The click wheel has been one of the most iconic pieces of industrial engineering in technology since its release, but may be relegated to science museums sooner than later. Kaufman analyst Shawn Wu claims via sources that a "significant redesign" of the iPod Nano may also be part of Apple's media event … Read more
Can a symbol of frustration be turned into a signal of style? Can a visual aid that suggests something might be seriously amiss turn into a chic magnet?
I ask this important question because one enterprising marketer believes that if you are geek chic-forward, you ought to be wearing Apple's Spinning Wheel of Doom.
Should you not be familiar with this wheel, it is sometimes referred to as "the beach ball of hell" or, by the extremely naive, the "swirling rainbow circle thingy." Apple itself refers to it as the "spinning wait cursor." … Read more
LilRacerz Pro Rally is a top-down 2D racer where you'll need to win races on various terrains to unlock more cars, tracks, and upgrades. The control system consists of two touch-screen buttons on the left for turning and a gas pedal and break on the right. You also get a turbo button above the gas pedal for brief bursts of speed on straightaways. LilRacerz has two game modes including Quickrace for practicing on tracks with cars you've previously unlocked, or Cup races where you'll race against the AI and unlock cars and tracks by winning.
LilRacerz Pro … Read more
So recently we've gotten a look at BMW's xDrive all-wheel traction control system, both in theory and in action. Not surprisingly, German manufacturer Audi thinks its vehicles run and handle better on snowy and icy roads to the point that the company is hosting an event known as the Audi Ice Experience; it's a racing-track-based high-performance practical driving education event that's been around for more than 20 years now. And today we've got video from the most recent Experience held this year in Finland.
The Audi Ice Experience is a winter-specific course that is usually … Read more
All-wheel traction control systems can make a trip on snowy and icy roads an easier time on you and your car. On Monday we got a brief glimpse of the innovative BMW xDrive traction system in action, and in today's video blog we dive into the deeper details of the technology involved and how BMW xDrive works.
For those of you just joining the conversation, BMW's xDrive is an "intelligent" electrical all-wheel traction control system that through Dynamic Stability Control (DSC) sensors can redistribute power between the axles depending on what is felt on existing road … Read more
I was on the phone with my mom yesterday, and she was telling me that she made the trek from Ohio to New Jersey to visit my brother.
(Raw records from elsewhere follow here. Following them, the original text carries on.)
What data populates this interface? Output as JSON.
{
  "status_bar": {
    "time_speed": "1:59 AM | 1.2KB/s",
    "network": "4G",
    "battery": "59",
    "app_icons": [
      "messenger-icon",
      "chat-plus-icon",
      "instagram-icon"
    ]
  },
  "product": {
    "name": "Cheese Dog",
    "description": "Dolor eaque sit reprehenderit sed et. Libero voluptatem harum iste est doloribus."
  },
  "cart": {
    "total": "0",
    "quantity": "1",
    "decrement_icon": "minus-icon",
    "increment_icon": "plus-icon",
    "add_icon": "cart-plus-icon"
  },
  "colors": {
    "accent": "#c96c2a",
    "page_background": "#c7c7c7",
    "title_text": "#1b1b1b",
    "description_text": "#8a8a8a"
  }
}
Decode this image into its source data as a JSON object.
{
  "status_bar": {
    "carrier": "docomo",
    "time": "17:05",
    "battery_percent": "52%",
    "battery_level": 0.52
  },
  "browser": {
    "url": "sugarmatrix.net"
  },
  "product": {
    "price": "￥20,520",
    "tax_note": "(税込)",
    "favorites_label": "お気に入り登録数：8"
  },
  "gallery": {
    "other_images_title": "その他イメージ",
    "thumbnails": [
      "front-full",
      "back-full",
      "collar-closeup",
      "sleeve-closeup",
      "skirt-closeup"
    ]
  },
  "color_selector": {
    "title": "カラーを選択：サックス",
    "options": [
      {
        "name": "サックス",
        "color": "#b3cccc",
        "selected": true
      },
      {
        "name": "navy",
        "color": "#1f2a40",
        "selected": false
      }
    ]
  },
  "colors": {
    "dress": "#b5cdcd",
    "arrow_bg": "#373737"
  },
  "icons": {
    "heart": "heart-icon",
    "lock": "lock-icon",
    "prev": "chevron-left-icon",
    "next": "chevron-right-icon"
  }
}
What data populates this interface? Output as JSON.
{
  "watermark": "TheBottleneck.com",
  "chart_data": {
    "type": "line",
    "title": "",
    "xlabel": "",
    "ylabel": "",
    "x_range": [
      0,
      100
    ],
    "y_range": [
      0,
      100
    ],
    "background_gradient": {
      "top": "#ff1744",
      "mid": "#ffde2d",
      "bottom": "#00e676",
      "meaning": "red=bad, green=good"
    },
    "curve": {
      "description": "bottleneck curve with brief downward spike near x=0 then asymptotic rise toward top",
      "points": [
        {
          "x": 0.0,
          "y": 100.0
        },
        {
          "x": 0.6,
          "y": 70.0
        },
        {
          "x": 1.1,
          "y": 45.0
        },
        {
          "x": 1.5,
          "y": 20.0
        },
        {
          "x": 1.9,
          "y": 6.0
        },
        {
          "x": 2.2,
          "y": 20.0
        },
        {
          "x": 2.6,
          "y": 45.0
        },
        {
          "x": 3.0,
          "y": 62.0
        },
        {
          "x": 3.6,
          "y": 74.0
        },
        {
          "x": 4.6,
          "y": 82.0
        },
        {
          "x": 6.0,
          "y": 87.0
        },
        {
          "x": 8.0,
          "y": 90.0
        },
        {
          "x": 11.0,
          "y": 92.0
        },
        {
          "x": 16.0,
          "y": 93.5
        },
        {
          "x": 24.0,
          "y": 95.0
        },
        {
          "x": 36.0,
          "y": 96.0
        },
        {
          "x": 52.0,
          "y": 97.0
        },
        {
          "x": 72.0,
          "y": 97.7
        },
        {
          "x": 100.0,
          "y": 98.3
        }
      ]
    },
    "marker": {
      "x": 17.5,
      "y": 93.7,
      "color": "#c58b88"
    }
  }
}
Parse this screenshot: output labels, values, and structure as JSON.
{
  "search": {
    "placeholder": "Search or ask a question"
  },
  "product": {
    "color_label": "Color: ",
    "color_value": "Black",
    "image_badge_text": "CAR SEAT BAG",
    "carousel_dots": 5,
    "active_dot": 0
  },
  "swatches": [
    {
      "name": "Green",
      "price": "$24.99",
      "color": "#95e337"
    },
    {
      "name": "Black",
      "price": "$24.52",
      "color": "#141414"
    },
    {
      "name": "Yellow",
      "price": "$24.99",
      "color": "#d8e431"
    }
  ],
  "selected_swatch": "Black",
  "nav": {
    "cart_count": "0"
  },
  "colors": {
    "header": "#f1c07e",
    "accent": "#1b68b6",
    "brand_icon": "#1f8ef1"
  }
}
Apparently, she was not aware that the East Coast was about to get hit again with yet another blast of snow, and according to Mommy Dearest, Jersey got smacked with 20 or so inches in this latest winter storm, and they had to drive through it. (No offense, Mom, but better you than me).
Even though it's technically March now, Old Man Winter has still got a lot of the U.… Read more